> **HOW TO COMPLETE THIS TASK**
Copy the listing exactly; drop the pictures.

########

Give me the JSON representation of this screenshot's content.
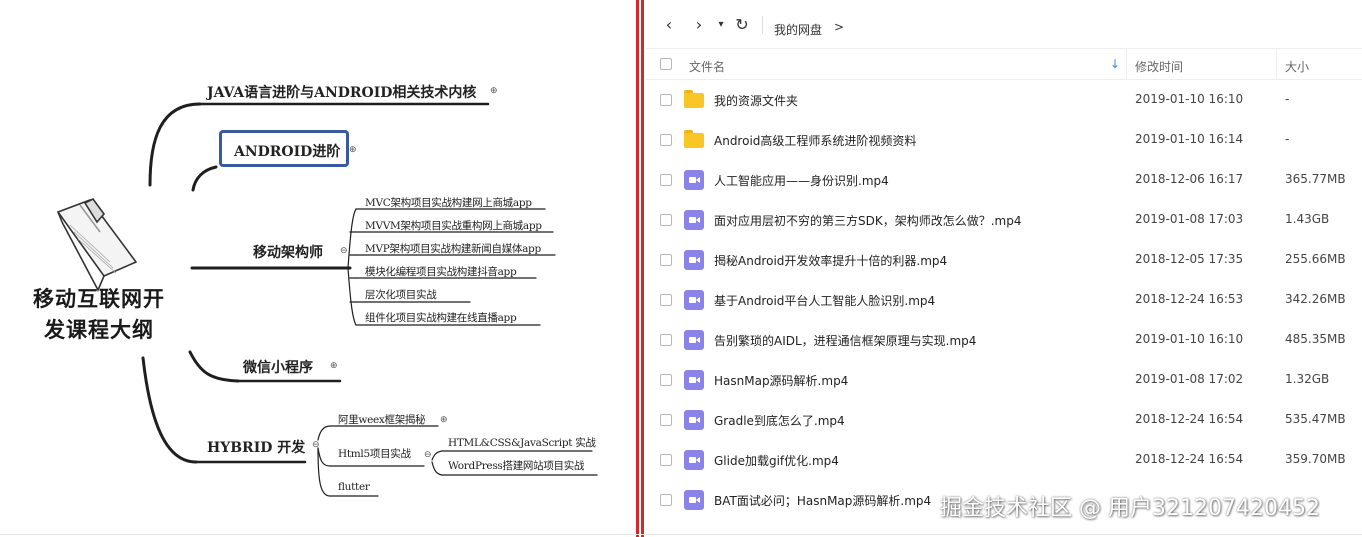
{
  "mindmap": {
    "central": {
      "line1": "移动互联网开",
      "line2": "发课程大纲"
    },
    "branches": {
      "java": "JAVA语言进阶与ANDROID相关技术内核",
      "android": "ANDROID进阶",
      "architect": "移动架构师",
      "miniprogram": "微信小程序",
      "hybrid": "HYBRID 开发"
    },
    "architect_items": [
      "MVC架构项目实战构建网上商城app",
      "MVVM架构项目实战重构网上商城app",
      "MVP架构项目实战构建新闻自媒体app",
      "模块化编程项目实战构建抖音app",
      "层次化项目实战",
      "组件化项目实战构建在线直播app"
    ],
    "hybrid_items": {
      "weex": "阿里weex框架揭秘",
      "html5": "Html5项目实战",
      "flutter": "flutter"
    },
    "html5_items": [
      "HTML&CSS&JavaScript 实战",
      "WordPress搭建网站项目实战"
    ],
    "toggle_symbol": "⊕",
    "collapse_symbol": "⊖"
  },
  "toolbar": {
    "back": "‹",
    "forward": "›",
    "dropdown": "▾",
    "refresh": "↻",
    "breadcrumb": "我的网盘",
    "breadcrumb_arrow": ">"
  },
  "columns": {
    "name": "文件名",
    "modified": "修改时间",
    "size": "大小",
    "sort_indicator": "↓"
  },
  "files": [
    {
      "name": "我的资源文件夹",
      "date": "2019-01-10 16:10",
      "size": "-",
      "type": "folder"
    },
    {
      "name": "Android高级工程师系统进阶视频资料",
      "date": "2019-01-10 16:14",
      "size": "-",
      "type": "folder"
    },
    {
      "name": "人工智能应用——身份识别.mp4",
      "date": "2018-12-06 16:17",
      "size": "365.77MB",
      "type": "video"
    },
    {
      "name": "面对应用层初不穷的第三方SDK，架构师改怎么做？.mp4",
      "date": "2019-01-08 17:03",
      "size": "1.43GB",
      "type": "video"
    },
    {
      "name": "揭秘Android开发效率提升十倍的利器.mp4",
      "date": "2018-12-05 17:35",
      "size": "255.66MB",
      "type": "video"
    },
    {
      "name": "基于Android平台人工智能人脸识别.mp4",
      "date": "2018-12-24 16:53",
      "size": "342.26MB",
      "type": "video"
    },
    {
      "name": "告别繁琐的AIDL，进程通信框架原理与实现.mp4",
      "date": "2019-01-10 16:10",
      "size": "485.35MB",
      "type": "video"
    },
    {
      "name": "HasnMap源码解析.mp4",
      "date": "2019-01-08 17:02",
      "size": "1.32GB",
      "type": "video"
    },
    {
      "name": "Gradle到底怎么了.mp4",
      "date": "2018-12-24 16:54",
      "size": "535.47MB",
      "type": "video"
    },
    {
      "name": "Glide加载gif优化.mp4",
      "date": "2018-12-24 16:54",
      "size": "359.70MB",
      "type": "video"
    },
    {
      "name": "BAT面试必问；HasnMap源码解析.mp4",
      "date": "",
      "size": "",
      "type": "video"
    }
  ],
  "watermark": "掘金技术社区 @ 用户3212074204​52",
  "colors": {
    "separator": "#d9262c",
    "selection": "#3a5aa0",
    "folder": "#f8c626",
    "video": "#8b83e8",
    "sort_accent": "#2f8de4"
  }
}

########

> **RESPONSE TO THE TASK**
Give me the JSON representation of this screenshot's content.
{
  "mindmap": {
    "central": {
      "line1": "移动互联网开",
      "line2": "发课程大纲"
    },
    "branches": {
      "java": "JAVA语言进阶与ANDROID相关技术内核",
      "android": "ANDROID进阶",
      "architect": "移动架构师",
      "miniprogram": "微信小程序",
      "hybrid": "HYBRID 开发"
    },
    "architect_items": [
      "MVC架构项目实战构建网上商城app",
      "MVVM架构项目实战重构网上商城app",
      "MVP架构项目实战构建新闻自媒体app",
      "模块化编程项目实战构建抖音app",
      "层次化项目实战",
      "组件化项目实战构建在线直播app"
    ],
    "hybrid_items": {
      "weex": "阿里weex框架揭秘",
      "html5": "Html5项目实战",
      "flutter": "flutter"
    },
    "html5_items": [
      "HTML&CSS&JavaScript 实战",
      "WordPress搭建网站项目实战"
    ],
    "toggle_symbol": "⊕",
    "collapse_symbol": "⊖"
  },
  "toolbar": {
    "back": "‹",
    "forward": "›",
    "dropdown": "▾",
    "refresh": "↻",
    "breadcrumb": "我的网盘",
    "breadcrumb_arrow": ">"
  },
  "columns": {
    "name": "文件名",
    "modified": "修改时间",
    "size": "大小",
    "sort_indicator": "↓"
  },
  "files": [
    {
      "name": "我的资源文件夹",
      "date": "2019-01-10 16:10",
      "size": "-",
      "type": "folder"
    },
    {
      "name": "Android高级工程师系统进阶视频资料",
      "date": "2019-01-10 16:14",
      "size": "-",
      "type": "folder"
    },
    {
      "name": "人工智能应用——身份识别.mp4",
      "date": "2018-12-06 16:17",
      "size": "365.77MB",
      "type": "video"
    },
    {
      "name": "面对应用层初不穷的第三方SDK，架构师改怎么做？.mp4",
      "date": "2019-01-08 17:03",
      "size": "1.43GB",
      "type": "video"
    },
    {
      "name": "揭秘Android开发效率提升十倍的利器.mp4",
      "date": "2018-12-05 17:35",
      "size": "255.66MB",
      "type": "video"
    },
    {
      "name": "基于Android平台人工智能人脸识别.mp4",
      "date": "2018-12-24 16:53",
      "size": "342.26MB",
      "type": "video"
    },
    {
      "name": "告别繁琐的AIDL，进程通信框架原理与实现.mp4",
      "date": "2019-01-10 16:10",
      "size": "485.35MB",
      "type": "video"
    },
    {
      "name": "HasnMap源码解析.mp4",
      "date": "2019-01-08 17:02",
      "size": "1.32GB",
      "type": "video"
    },
    {
      "name": "Gradle到底怎么了.mp4",
      "date": "2018-12-24 16:54",
      "size": "535.47MB",
      "type": "video"
    },
    {
      "name": "Glide加载gif优化.mp4",
      "date": "2018-12-24 16:54",
      "size": "359.70MB",
      "type": "video"
    },
    {
      "name": "BAT面试必问；HasnMap源码解析.mp4",
      "date": "",
      "size": "",
      "type": "video"
    }
  ],
  "watermark": "掘金技术社区 @ 用户3212074204​52",
  "colors": {
    "separator": "#d9262c",
    "selection": "#3a5aa0",
    "folder": "#f8c626",
    "video": "#8b83e8",
    "sort_accent": "#2f8de4"
  }
}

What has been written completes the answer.